▶ **WHAT YOU WILL DO**
The entries that follow should be reproduced exactly, with no images carried over.

▶ **RECORDS SUPPLIED**
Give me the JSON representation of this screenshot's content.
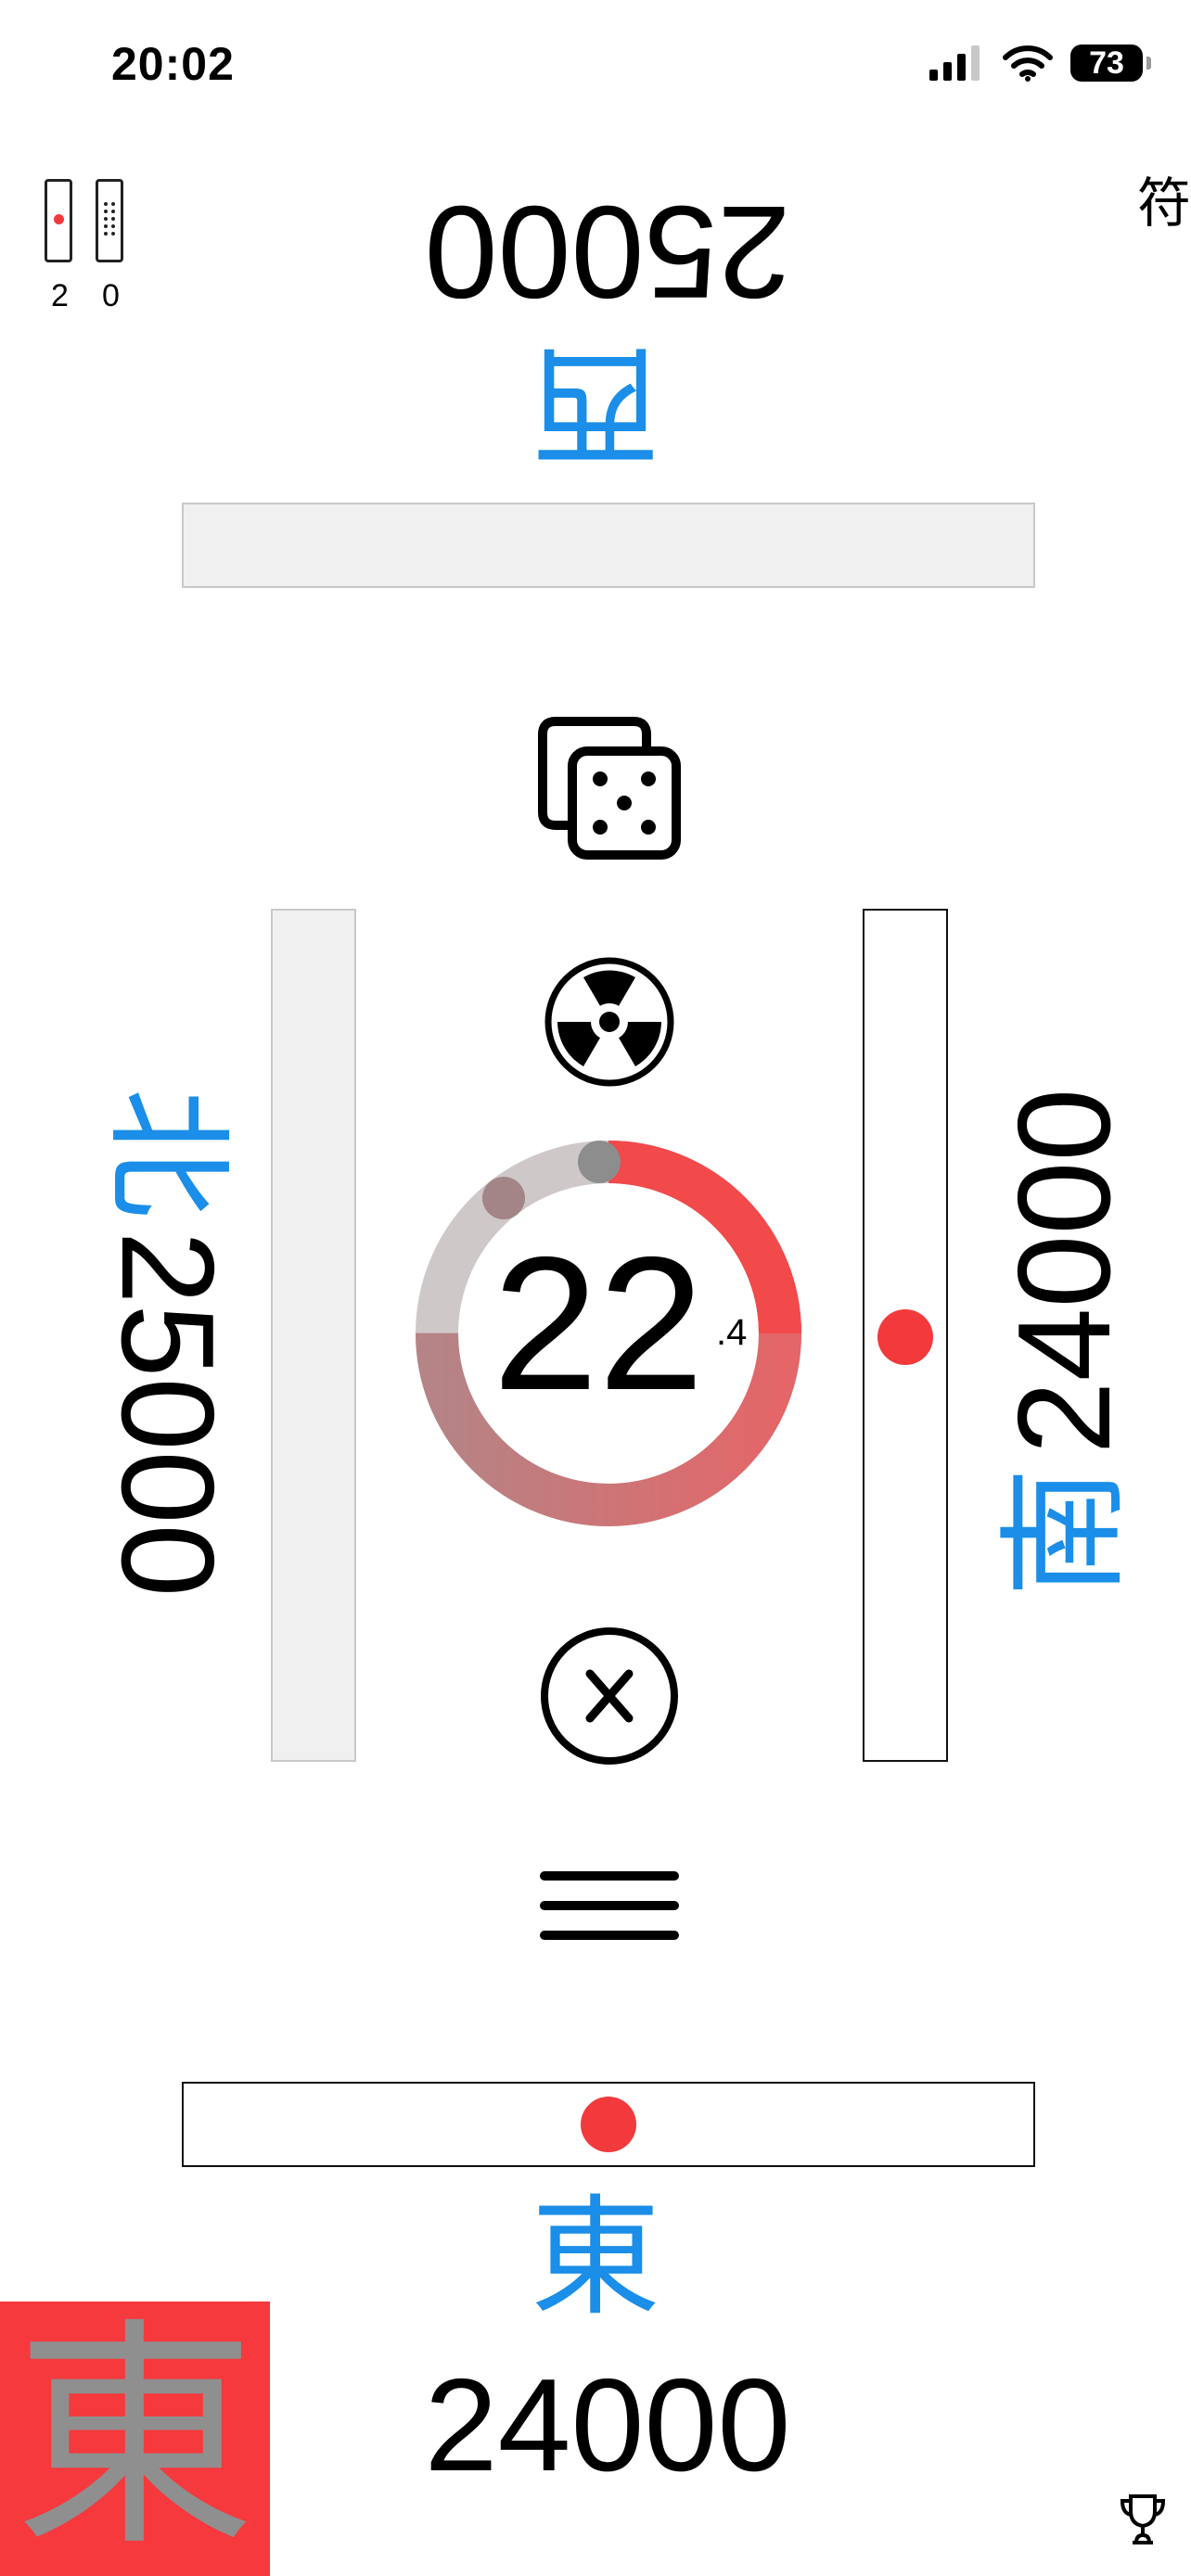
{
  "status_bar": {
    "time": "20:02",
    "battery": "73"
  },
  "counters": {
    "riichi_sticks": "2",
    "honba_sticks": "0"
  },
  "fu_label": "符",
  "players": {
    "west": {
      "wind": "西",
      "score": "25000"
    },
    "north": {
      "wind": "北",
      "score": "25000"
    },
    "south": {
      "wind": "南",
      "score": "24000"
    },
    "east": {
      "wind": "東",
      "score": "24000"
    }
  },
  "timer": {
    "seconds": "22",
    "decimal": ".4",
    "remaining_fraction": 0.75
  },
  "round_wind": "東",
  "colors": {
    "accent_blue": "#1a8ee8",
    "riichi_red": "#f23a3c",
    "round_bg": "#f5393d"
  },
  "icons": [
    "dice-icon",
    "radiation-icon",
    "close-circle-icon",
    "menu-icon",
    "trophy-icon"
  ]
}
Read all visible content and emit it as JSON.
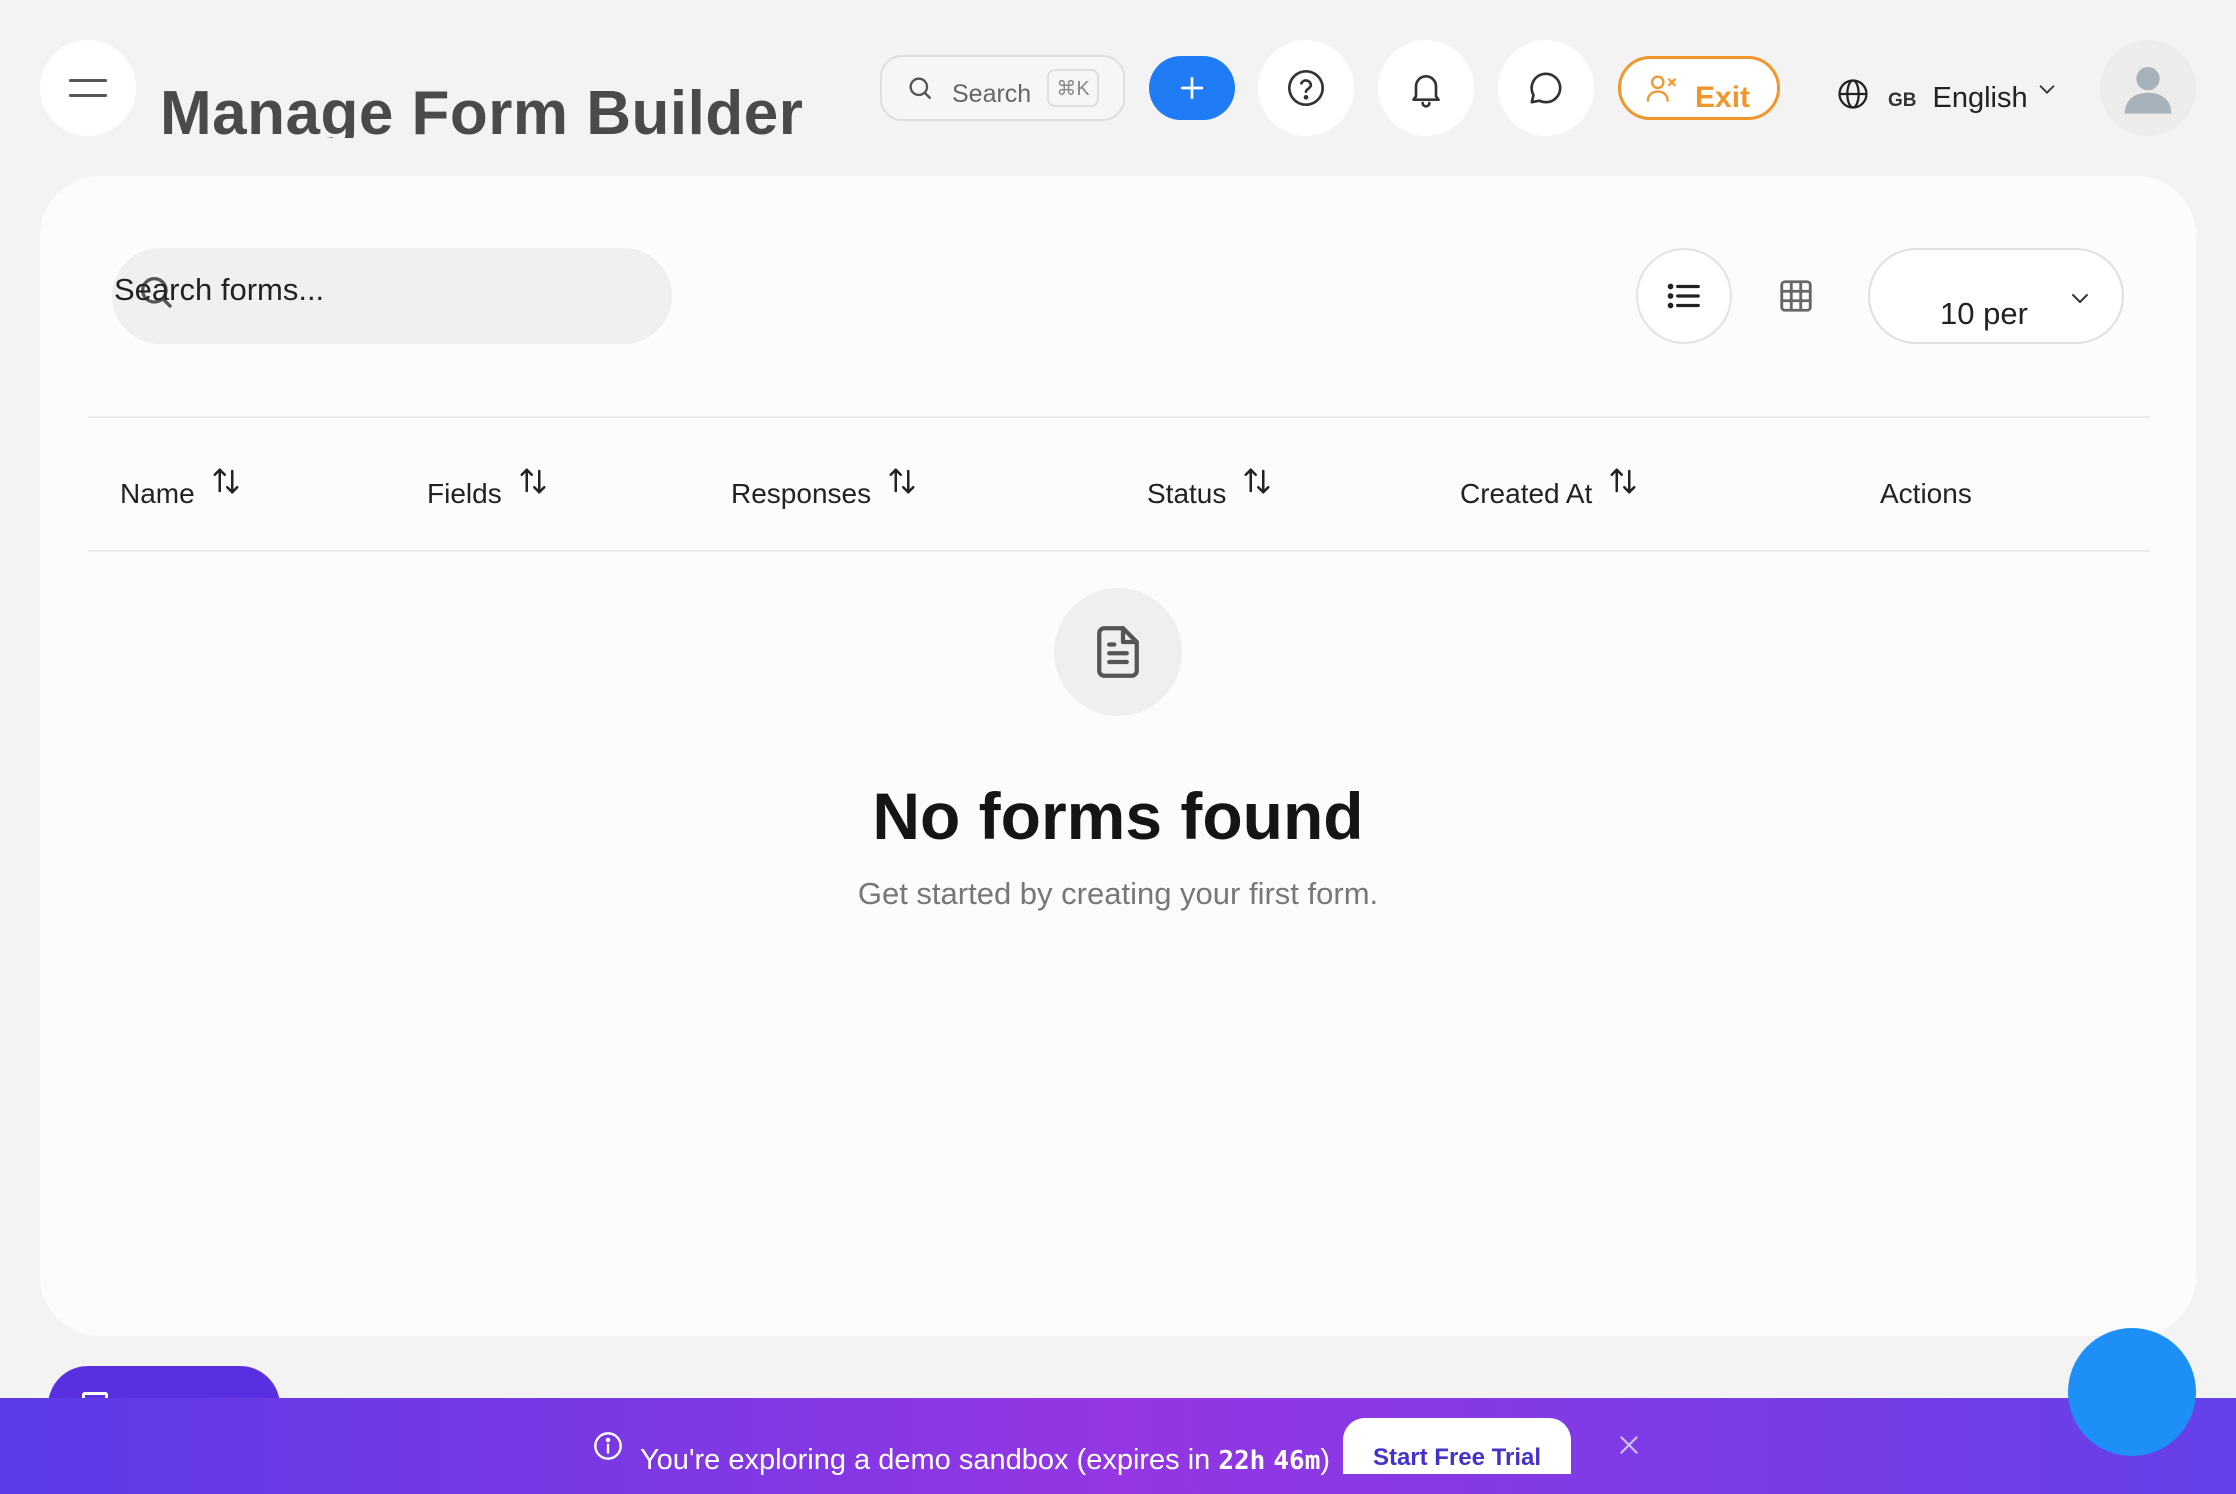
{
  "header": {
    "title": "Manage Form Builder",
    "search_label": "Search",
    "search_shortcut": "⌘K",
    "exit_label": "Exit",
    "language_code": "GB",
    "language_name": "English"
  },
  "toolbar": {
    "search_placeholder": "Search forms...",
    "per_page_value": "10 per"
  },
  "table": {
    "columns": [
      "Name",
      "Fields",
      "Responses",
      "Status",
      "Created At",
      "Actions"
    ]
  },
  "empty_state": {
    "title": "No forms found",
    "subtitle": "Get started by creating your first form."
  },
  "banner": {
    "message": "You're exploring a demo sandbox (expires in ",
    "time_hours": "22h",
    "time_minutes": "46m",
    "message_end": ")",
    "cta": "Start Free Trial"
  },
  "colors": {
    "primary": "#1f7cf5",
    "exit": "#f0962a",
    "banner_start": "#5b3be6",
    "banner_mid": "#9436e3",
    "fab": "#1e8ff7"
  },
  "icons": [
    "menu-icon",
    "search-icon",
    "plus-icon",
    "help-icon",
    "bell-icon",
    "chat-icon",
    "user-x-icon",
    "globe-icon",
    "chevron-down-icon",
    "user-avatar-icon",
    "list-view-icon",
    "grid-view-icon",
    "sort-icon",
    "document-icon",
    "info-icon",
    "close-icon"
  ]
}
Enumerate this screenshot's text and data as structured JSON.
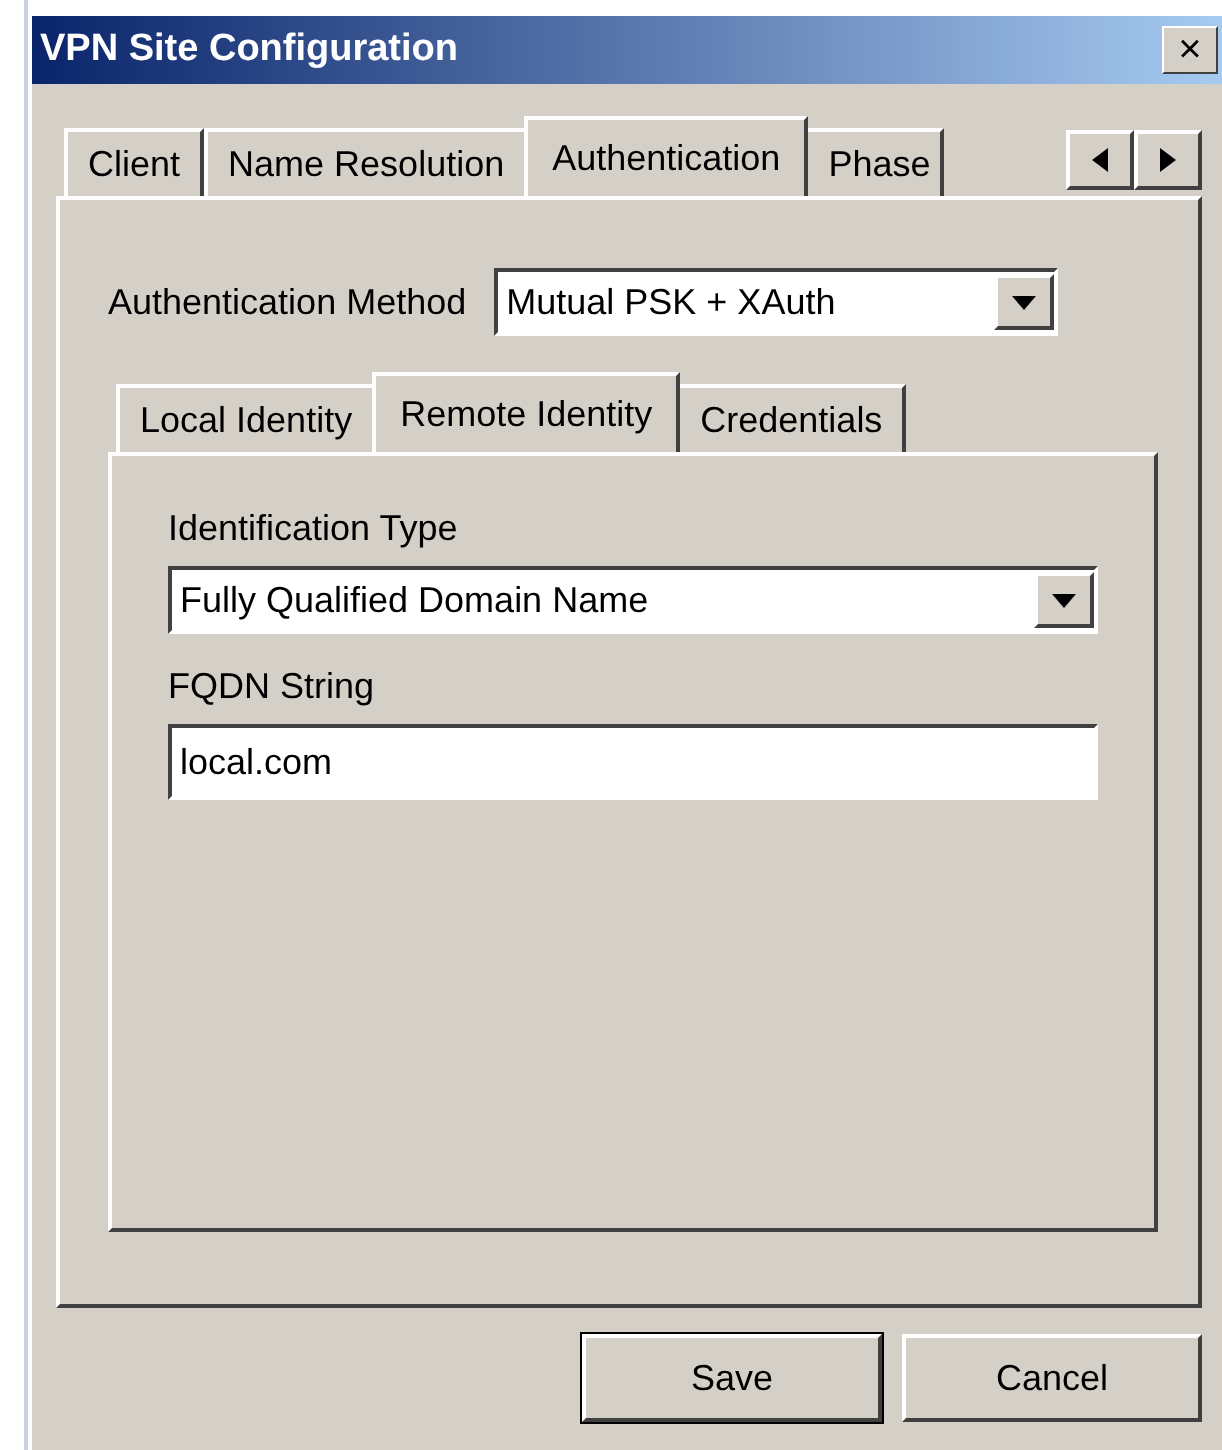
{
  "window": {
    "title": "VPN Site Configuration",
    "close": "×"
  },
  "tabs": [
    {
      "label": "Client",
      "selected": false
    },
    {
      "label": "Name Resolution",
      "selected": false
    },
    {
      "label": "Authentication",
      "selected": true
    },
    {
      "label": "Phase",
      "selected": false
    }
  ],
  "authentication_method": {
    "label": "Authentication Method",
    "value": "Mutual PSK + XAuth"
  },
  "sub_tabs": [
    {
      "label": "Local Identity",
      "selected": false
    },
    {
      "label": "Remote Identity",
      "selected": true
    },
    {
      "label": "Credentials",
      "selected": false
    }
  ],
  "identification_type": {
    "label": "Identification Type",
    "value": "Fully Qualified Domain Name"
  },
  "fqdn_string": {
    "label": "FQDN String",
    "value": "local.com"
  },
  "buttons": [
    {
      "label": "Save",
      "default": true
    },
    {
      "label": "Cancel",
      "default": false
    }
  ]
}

▶ **YOUR RESPONSE**
Give me the JSON representation of this screenshot's content.
{
  "status_bar": {
    "time": "20:02",
    "battery": "73"
  },
  "counters": {
    "riichi_sticks": "2",
    "honba_sticks": "0"
  },
  "fu_label": "符",
  "players": {
    "west": {
      "wind": "西",
      "score": "25000"
    },
    "north": {
      "wind": "北",
      "score": "25000"
    },
    "south": {
      "wind": "南",
      "score": "24000"
    },
    "east": {
      "wind": "東",
      "score": "24000"
    }
  },
  "timer": {
    "seconds": "22",
    "decimal": ".4",
    "remaining_fraction": 0.75
  },
  "round_wind": "東",
  "colors": {
    "accent_blue": "#1a8ee8",
    "riichi_red": "#f23a3c",
    "round_bg": "#f5393d"
  },
  "icons": [
    "dice-icon",
    "radiation-icon",
    "close-circle-icon",
    "menu-icon",
    "trophy-icon"
  ]
}
Read all visible content and emit it as JSON.
{
  "header": {
    "title": "Manage Form Builder",
    "search_label": "Search",
    "search_shortcut": "⌘K",
    "exit_label": "Exit",
    "language_code": "GB",
    "language_name": "English"
  },
  "toolbar": {
    "search_placeholder": "Search forms...",
    "per_page_value": "10 per"
  },
  "table": {
    "columns": [
      "Name",
      "Fields",
      "Responses",
      "Status",
      "Created At",
      "Actions"
    ]
  },
  "empty_state": {
    "title": "No forms found",
    "subtitle": "Get started by creating your first form."
  },
  "banner": {
    "message": "You're exploring a demo sandbox (expires in ",
    "time_hours": "22h",
    "time_minutes": "46m",
    "message_end": ")",
    "cta": "Start Free Trial"
  },
  "colors": {
    "primary": "#1f7cf5",
    "exit": "#f0962a",
    "banner_start": "#5b3be6",
    "banner_mid": "#9436e3",
    "fab": "#1e8ff7"
  },
  "icons": [
    "menu-icon",
    "search-icon",
    "plus-icon",
    "help-icon",
    "bell-icon",
    "chat-icon",
    "user-x-icon",
    "globe-icon",
    "chevron-down-icon",
    "user-avatar-icon",
    "list-view-icon",
    "grid-view-icon",
    "sort-icon",
    "document-icon",
    "info-icon",
    "close-icon"
  ]
}
Enumerate this screenshot's text and data as structured JSON.
{
  "window": {
    "title": "VPN Site Configuration",
    "close": "×"
  },
  "tabs": [
    {
      "label": "Client",
      "selected": false
    },
    {
      "label": "Name Resolution",
      "selected": false
    },
    {
      "label": "Authentication",
      "selected": true
    },
    {
      "label": "Phase",
      "selected": false
    }
  ],
  "authentication_method": {
    "label": "Authentication Method",
    "value": "Mutual PSK + XAuth"
  },
  "sub_tabs": [
    {
      "label": "Local Identity",
      "selected": false
    },
    {
      "label": "Remote Identity",
      "selected": true
    },
    {
      "label": "Credentials",
      "selected": false
    }
  ],
  "identification_type": {
    "label": "Identification Type",
    "value": "Fully Qualified Domain Name"
  },
  "fqdn_string": {
    "label": "FQDN String",
    "value": "local.com"
  },
  "buttons": [
    {
      "label": "Save",
      "default": true
    },
    {
      "label": "Cancel",
      "default": false
    }
  ]
}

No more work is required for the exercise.